* DESCRIPTION OF THE TASK
Looking at the material below, work out how many of its lines hold the string "name". Give that figure alone.

* DATA TO USE
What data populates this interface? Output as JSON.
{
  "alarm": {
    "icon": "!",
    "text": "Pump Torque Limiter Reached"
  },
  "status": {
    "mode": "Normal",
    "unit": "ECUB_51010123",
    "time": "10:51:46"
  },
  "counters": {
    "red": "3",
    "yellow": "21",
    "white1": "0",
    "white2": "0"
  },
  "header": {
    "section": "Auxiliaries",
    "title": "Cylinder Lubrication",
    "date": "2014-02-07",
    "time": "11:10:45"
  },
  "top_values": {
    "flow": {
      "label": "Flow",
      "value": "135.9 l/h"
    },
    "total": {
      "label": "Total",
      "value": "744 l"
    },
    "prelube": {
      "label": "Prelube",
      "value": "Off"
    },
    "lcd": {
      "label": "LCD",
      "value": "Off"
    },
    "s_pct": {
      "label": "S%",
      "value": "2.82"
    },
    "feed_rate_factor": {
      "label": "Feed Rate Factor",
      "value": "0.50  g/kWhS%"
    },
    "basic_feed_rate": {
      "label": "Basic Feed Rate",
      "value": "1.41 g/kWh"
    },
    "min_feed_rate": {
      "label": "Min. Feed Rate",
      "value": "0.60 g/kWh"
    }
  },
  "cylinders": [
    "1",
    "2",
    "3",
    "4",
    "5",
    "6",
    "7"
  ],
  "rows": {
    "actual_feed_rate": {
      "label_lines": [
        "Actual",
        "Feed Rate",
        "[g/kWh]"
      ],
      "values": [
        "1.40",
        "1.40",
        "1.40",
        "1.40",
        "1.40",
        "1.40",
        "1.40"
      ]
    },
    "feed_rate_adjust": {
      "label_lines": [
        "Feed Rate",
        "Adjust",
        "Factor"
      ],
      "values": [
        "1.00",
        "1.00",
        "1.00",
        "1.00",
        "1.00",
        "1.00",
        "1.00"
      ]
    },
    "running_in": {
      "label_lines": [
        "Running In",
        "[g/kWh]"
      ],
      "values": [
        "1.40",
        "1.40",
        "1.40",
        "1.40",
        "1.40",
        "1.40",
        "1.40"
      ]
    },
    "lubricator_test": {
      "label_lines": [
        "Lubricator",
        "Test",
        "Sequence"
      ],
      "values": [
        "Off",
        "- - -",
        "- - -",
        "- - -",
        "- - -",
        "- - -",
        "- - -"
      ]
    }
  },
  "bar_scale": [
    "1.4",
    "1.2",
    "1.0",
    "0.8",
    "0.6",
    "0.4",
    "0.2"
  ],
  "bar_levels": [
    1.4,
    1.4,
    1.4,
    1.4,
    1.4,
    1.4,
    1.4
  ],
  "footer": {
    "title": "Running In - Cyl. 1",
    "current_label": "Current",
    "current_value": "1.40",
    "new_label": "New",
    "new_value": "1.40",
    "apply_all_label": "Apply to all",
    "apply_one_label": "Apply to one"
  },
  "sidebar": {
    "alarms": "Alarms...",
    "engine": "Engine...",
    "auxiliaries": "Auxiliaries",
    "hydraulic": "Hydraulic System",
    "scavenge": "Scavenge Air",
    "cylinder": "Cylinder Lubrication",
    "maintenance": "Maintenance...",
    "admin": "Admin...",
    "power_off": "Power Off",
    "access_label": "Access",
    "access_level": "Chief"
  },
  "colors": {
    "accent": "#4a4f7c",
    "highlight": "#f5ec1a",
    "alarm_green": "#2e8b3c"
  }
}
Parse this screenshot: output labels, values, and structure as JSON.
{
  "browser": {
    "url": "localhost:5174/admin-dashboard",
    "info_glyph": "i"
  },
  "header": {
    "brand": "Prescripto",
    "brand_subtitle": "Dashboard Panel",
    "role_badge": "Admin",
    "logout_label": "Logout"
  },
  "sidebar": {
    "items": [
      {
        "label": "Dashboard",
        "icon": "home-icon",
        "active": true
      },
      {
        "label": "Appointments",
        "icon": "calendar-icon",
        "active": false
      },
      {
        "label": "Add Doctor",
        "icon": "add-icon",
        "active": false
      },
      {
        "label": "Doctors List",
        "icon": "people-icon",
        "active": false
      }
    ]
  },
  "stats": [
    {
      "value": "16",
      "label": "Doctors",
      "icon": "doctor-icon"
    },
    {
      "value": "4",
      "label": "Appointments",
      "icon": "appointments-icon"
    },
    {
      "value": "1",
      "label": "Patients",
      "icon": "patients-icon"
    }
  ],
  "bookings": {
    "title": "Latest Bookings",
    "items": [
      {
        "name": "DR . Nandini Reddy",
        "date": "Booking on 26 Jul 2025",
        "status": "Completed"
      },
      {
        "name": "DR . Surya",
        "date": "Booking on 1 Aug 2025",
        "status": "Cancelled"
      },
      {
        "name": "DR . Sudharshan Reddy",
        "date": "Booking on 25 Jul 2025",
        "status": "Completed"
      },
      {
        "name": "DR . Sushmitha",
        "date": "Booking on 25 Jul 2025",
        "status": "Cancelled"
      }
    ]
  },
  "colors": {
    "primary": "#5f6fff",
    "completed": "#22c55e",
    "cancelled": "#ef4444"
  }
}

* REPLY
4